  • Reduce Fatigue-Related Accidents
  • Require Medical Fitness — Screen for and Treat Obstructive Sleep Apnea
  • Strengthen Occupant Protection

“The 2019 – 2020 Most Wanted List advocates for 46 specific safety recommendations that can and should be implemented during these next two years nd It also features broad, longstanding safety issues that still threaten the traveling public. Read more…

Shippers Must Have Closure Instructions on File

March 19th, 2019 by Howard Skolnik

Filed under: DOT/UN, Safety, Skolnik Newsletter

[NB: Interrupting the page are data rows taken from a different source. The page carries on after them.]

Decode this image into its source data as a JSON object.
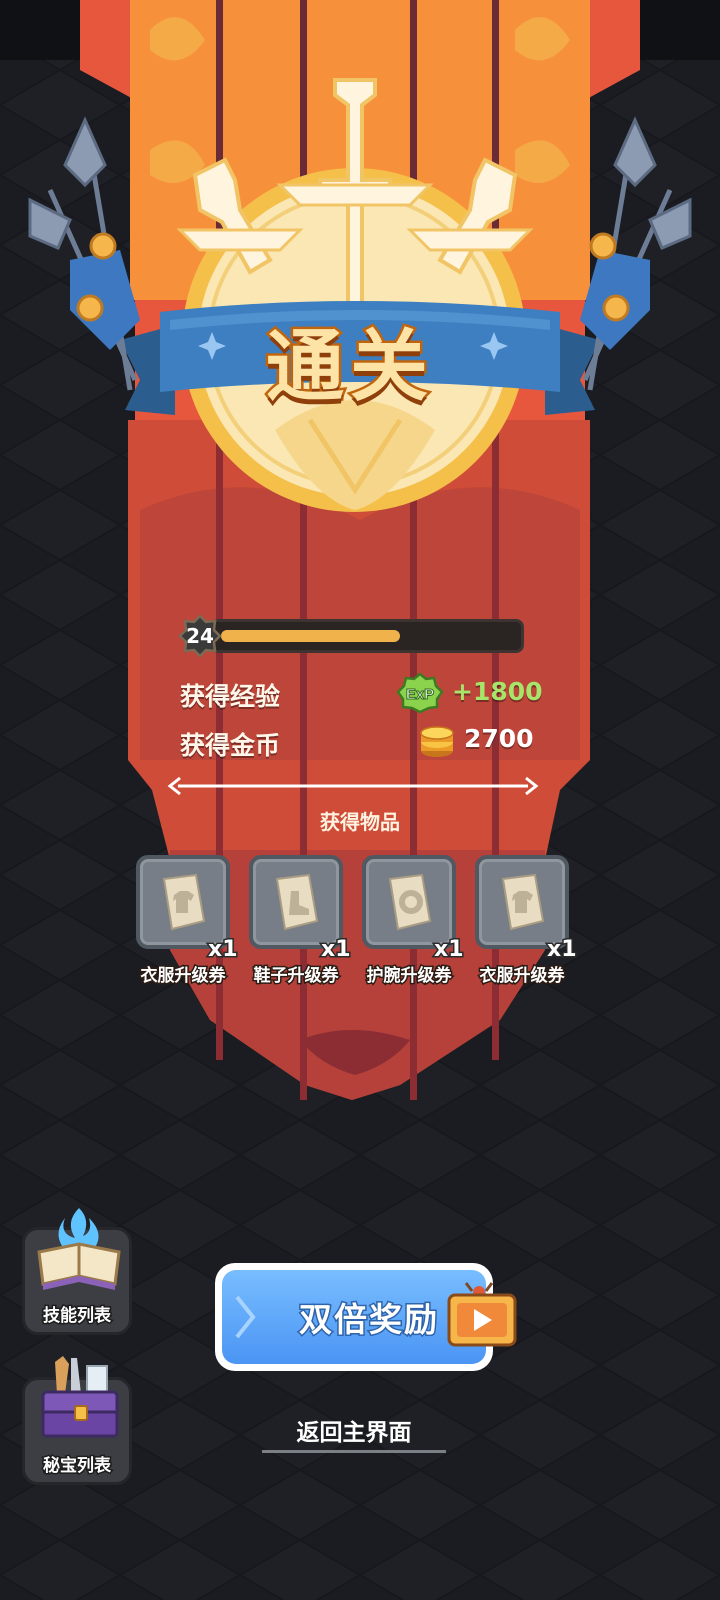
{
  "title": "通关",
  "level": {
    "value": "24",
    "progress": 0.6
  },
  "rewards": {
    "exp_label": "获得经验",
    "exp_icon_text": "ExP",
    "exp_value": "+1800",
    "gold_label": "获得金币",
    "gold_value": "2700"
  },
  "items_title": "获得物品",
  "items": [
    {
      "name": "衣服升级券",
      "qty": "x1",
      "icon": "clothes-coupon-icon"
    },
    {
      "name": "鞋子升级券",
      "qty": "x1",
      "icon": "shoes-coupon-icon"
    },
    {
      "name": "护腕升级券",
      "qty": "x1",
      "icon": "bracer-coupon-icon"
    },
    {
      "name": "衣服升级券",
      "qty": "x1",
      "icon": "clothes-coupon-icon"
    }
  ],
  "side_buttons": {
    "skills": "技能列表",
    "treasures": "秘宝列表"
  },
  "double_reward": "双倍奖励",
  "return_label": "返回主界面",
  "colors": {
    "banner_red": "#e0523d",
    "banner_orange": "#f7903b",
    "ribbon_blue": "#3c7dbd",
    "exp_green": "#9be05a",
    "bar_fill": "#f0b24a",
    "button_blue": "#5aa5f8"
  }
}
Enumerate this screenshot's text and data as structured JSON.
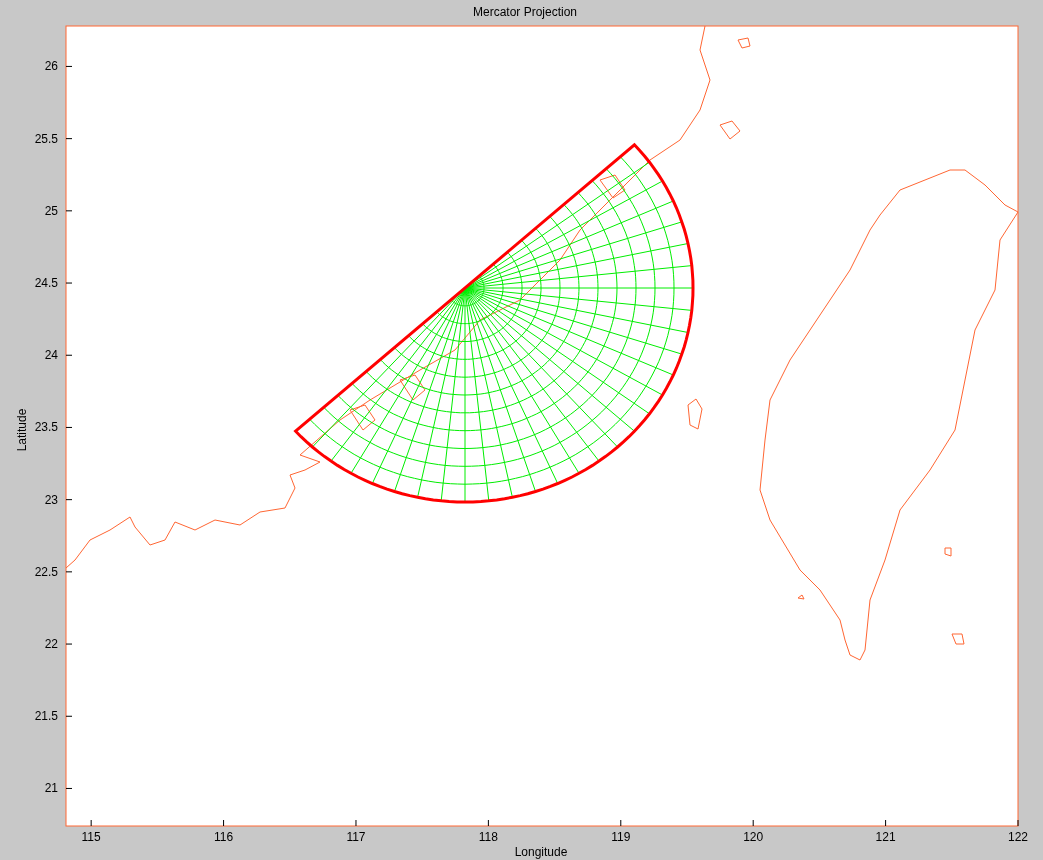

By now, most of our Newsletter readers know that for all HazMat packagings, the packaging manufacturer is required by CFR 178.2(c) to deliver Closure Instructions with each package sold. Recently, a customer informed us that one of their other suppliers for a hazmat packaging refused to give them a Closure Instruction and UN Certification, claiming it was “proprietary information.” This is completely untrue and puts a shipper in danger of being non-compliant with DOT! Furthermore, if the shipper chooses to close theirs package without following the specific Closure Instructions from the manufacturer, the shipper would also be liable for a DOT non-compliance violation. Closure Instructions for steel drums require that the closing of a steel drum be translated into a technical instruction. These instructions are written without any DOT guidelines but must indicate the measures necessary in order to properly secure a package for transport. DOT does expect Closure Instructions to include some reference to torque capacities. These measures may include; specially calibrated tools; measurements; torque; and other familiar references. Because UN certified drums in the US must be re-tested annually, be sure that your Steel Drum supplier is providing current Closure Instructions that meet the requirements of CFR 178.2(c), and that you use the tools necessary to comply with these instructions. Some tools may require scheduled recalibrations. Lastly, verify that the Closure Instructions are being followed at each shipping location. Click here to verify that you have current SKOLNIK Closure Instructions for all your SKOLNIK containers.